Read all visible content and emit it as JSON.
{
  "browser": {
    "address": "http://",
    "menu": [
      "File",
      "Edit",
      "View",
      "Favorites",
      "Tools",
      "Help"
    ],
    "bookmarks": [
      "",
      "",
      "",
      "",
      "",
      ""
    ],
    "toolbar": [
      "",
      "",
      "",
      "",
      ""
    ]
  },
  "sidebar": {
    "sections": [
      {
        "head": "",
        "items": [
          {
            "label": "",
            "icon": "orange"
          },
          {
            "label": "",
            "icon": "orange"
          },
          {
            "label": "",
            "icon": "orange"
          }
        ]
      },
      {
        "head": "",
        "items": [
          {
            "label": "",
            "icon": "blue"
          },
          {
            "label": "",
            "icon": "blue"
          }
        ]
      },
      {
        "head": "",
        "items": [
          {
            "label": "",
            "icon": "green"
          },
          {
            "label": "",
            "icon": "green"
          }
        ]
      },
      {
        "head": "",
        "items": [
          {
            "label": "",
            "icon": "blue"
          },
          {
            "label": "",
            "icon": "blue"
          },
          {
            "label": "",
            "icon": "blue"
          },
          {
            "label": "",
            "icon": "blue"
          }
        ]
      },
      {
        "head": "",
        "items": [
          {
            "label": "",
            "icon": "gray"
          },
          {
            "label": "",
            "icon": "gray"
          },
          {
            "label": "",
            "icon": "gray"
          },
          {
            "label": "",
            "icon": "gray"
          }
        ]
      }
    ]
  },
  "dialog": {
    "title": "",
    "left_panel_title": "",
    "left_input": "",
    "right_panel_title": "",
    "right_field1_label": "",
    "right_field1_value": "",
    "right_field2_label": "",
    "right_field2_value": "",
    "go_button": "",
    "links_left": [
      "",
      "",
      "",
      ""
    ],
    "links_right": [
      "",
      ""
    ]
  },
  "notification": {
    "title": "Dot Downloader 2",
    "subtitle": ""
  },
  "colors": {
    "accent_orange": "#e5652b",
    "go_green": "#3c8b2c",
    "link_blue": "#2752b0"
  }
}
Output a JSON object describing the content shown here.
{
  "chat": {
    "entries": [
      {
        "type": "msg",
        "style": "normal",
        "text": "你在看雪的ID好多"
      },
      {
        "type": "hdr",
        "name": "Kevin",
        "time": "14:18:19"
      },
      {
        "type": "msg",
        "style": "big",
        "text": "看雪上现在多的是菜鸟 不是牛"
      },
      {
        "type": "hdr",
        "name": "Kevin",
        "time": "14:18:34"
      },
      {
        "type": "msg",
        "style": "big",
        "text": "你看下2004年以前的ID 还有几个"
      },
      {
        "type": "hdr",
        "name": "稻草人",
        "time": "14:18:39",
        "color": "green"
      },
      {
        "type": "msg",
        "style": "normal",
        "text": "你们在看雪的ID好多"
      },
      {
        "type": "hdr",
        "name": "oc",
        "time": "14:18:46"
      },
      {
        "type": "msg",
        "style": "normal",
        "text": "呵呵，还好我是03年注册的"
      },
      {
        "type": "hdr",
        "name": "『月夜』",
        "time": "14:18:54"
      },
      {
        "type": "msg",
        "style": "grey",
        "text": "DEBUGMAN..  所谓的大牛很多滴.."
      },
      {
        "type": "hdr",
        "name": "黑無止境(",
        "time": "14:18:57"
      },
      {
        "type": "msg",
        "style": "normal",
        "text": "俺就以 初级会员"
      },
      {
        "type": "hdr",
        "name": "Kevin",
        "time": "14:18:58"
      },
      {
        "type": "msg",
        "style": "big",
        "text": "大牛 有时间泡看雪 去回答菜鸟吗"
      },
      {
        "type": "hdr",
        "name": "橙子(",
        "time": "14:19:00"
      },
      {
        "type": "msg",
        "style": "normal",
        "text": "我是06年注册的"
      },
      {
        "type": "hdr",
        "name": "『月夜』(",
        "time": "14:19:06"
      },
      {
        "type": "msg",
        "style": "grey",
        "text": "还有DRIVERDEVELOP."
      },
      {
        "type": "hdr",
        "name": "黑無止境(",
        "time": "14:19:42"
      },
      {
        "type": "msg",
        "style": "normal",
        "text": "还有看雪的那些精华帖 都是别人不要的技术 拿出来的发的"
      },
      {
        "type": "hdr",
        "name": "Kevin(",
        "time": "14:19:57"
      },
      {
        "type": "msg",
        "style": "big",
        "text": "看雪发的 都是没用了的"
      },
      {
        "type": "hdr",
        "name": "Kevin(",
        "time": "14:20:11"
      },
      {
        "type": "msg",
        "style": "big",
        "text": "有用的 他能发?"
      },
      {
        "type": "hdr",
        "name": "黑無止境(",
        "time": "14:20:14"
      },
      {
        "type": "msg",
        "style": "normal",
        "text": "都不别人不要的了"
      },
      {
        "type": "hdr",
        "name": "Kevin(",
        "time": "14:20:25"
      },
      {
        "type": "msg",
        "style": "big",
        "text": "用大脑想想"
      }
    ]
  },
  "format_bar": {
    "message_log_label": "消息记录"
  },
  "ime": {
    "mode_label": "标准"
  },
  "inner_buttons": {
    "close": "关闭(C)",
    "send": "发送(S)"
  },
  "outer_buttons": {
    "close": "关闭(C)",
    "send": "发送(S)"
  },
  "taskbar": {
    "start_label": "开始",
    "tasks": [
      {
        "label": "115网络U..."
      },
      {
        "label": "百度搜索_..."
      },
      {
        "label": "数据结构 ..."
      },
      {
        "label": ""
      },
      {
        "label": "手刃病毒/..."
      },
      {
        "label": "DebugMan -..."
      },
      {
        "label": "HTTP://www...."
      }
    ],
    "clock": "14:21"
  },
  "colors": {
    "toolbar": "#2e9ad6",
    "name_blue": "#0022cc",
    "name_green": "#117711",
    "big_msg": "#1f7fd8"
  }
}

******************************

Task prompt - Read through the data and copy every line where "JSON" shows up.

Task answer -
Read all visible content and emit it as JSON.
Output a JSON object describing the content shown here.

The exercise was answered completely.